Each of those stakeholders cares deeply about what happens with ZipBooks (my accounting software startup), and I’d be devastated to let them down. The accountability that brings stays with me day and night, and it regularly keeps me up. And it translates into long hours, sleepless nights, and sacrifice of a lot of things I’d like to do otherwise.
In many startups and small businesses, the founders or owners find that not only do they still have a boss, but that “boss” is both exacting and unrelenting.
- Realizing a vision
Some aspiring entrepreneurs lay awake at night dreaming of the way the world should be, rather than the way it is.
A founder I’ve gotten to know a little bit, David Blake of Degreed, is a great example of this. He’s truly going to work every day to untether education from formal degrees, because he believes that’s the wrong way for the world to operate. And a lot of success has followed.
The downside here is that when the world’s turning one way, it’s really hard to get it to go another. But when you’re truly guided by that vision, that’ll give you a lot of momentum in overcoming obstacles.
- You can’t not do it
I may be biased, because this is one of my own answers to the question — but I think it’s a great answer for “why” you want to be an entrepreneur.
When I was finishing up business school, I had a great offer from Google to work full-time as a product manager. I was flattered — and having interned there, knew it would be a great opportunity. But, instead of getting excited about Google or talking with potential mentors there or calculating and negotiating salary, stock, and bonus, I found myself exploring new business ideas, and eventually, opening up a text editor and starting to program what ended up being ZipBooks.
If that sounds like you, I think that’s a very strong signal that you’re ready to make the jump. But again, if that’s you, you don’t need to read this article — you’re probably already working on something!
One caveat: I always made sure I had a backup plan. When I was graduating from business school, I was married with three kids, and I saw that as a big responsibility. At every point along the way, if the worst case scenario happened with ZipBooks, I’ve known with a high level of confidence how I’d continue to meet my family responsibilities.
In the end, I simply couldn’t pull myself away from entrepreneurship. And for me, that was powerful. It meant there wasn’t a “logic” to my decision — I wasn’t debating pros and cons, because my decision had already been made.
I was irrevocably drawn to it, almost like a destiny. For me, logic went out the window.
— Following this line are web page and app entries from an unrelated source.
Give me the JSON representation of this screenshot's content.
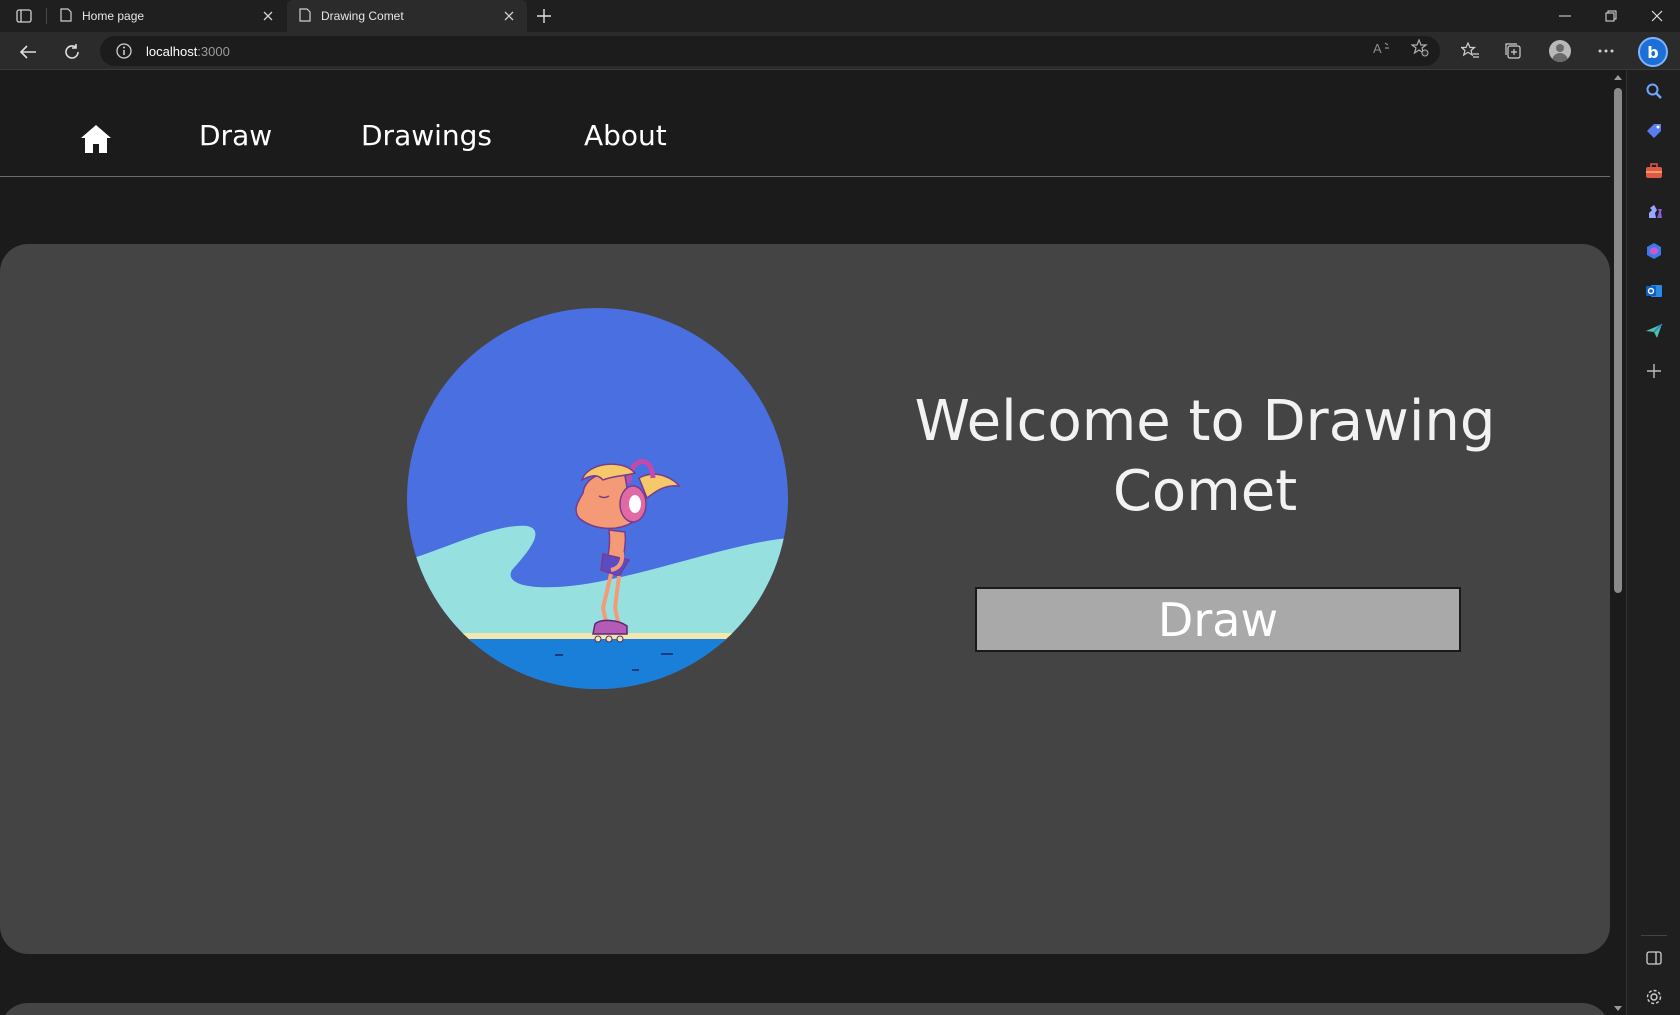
{
  "browser": {
    "tabs": [
      {
        "title": "Home page",
        "active": false
      },
      {
        "title": "Drawing Comet",
        "active": true
      }
    ],
    "url_host": "localhost",
    "url_port": ":3000"
  },
  "nav": {
    "home_icon": "home-icon",
    "links": [
      "Draw",
      "Drawings",
      "About"
    ]
  },
  "hero": {
    "title": "Welcome to Drawing Comet",
    "button_label": "Draw",
    "image_icon": "roller-skater-illustration"
  },
  "colors": {
    "page_bg": "#1b1b1b",
    "card_bg": "#444444",
    "button_bg": "#a9a9a9",
    "sky": "#4a6fe0",
    "wave": "#97e0e0",
    "water": "#1a7fd9"
  },
  "sidebar_icons": [
    "search-icon",
    "tag-icon",
    "briefcase-icon",
    "chess-icon",
    "m365-icon",
    "outlook-icon",
    "send-icon",
    "add-icon",
    "sidebar-toggle-icon",
    "settings-icon"
  ]
}
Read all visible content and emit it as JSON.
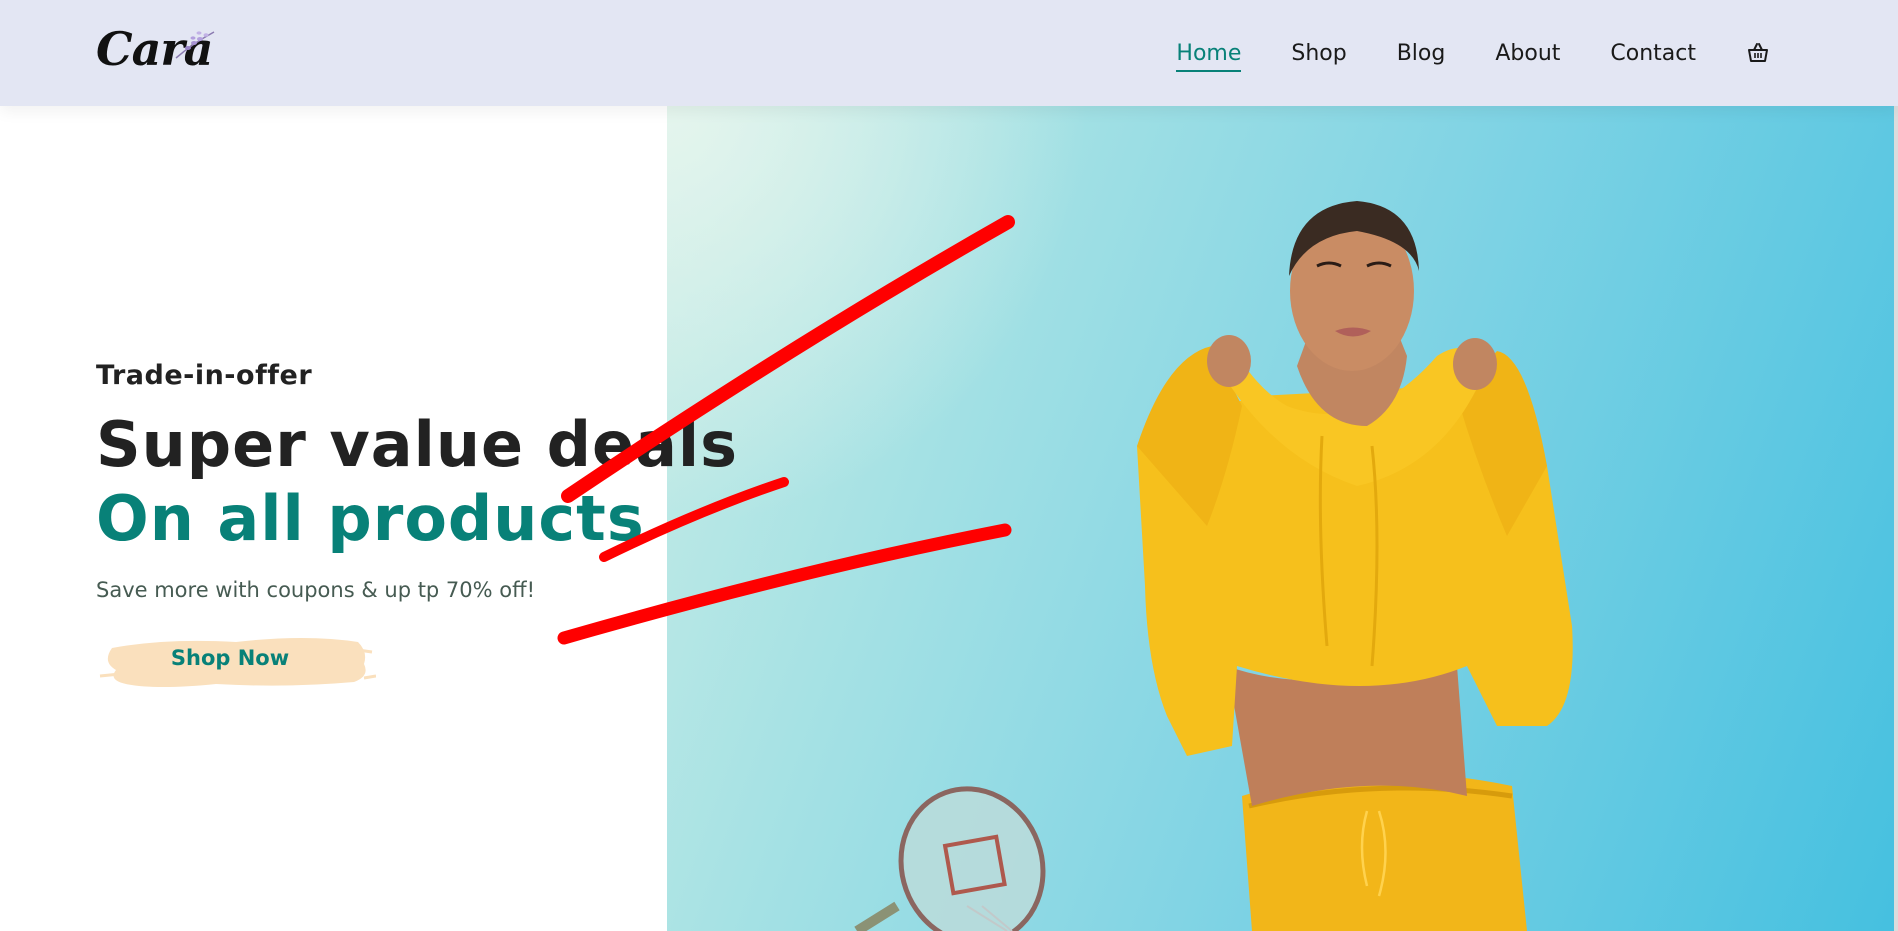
{
  "brand": {
    "logo_text": "Cara"
  },
  "nav": {
    "items": [
      {
        "label": "Home",
        "active": true
      },
      {
        "label": "Shop",
        "active": false
      },
      {
        "label": "Blog",
        "active": false
      },
      {
        "label": "About",
        "active": false
      },
      {
        "label": "Contact",
        "active": false
      }
    ],
    "cart_icon": "shopping-basket-icon"
  },
  "hero": {
    "kicker": "Trade-in-offer",
    "headline": "Super value deals",
    "headline_accent": "On all products",
    "subtext": "Save more with coupons & up tp 70% off!",
    "cta_label": "Shop Now",
    "image_description": "model-in-yellow-hoodie"
  },
  "colors": {
    "accent": "#088178",
    "header_bg": "#e3e6f3",
    "button_brush": "#fae0bd",
    "annotation_red": "#ff0000"
  }
}
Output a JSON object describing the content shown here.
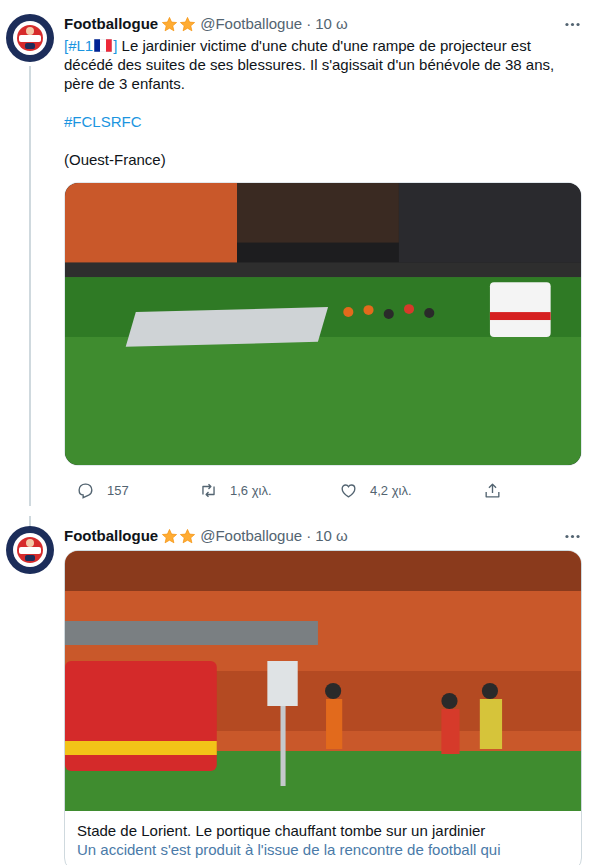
{
  "tweets": [
    {
      "author": "Footballogue",
      "handle": "@Footballogue",
      "separator": "·",
      "time": "10 ω",
      "paragraphs": [
        [
          {
            "kind": "link",
            "text": "[#L1"
          },
          {
            "kind": "flag"
          },
          {
            "kind": "link",
            "text": "]"
          },
          {
            "kind": "plain",
            "text": " Le jardinier victime d'une chute d'une rampe de projecteur est décédé des suites de ses blessures. Il s'agissait d'un bénévole de 38 ans, père de 3 enfants."
          }
        ],
        [
          {
            "kind": "link",
            "text": "#FCLSRFC"
          }
        ],
        [
          {
            "kind": "plain",
            "text": "(Ouest-France)"
          }
        ]
      ],
      "actions": [
        {
          "kind": "reply",
          "count": "157"
        },
        {
          "kind": "retweet",
          "count": "1,6 χιλ."
        },
        {
          "kind": "like",
          "count": "4,2 χιλ."
        },
        {
          "kind": "share"
        }
      ]
    },
    {
      "author": "Footballogue",
      "handle": "@Footballogue",
      "separator": "·",
      "time": "10 ω",
      "card": {
        "title": "Stade de Lorient. Le portique chauffant tombe sur un jardinier",
        "description": "Un accident s'est produit à l'issue de la rencontre de football qui"
      }
    }
  ]
}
When that time came, there was nothing to do but start something.
Tim Chaves is CEO at ZipBooks, modern accounting software for small businesses. Tim previously founded and sold two small businesses, and holds an MBA from Harvard Business School.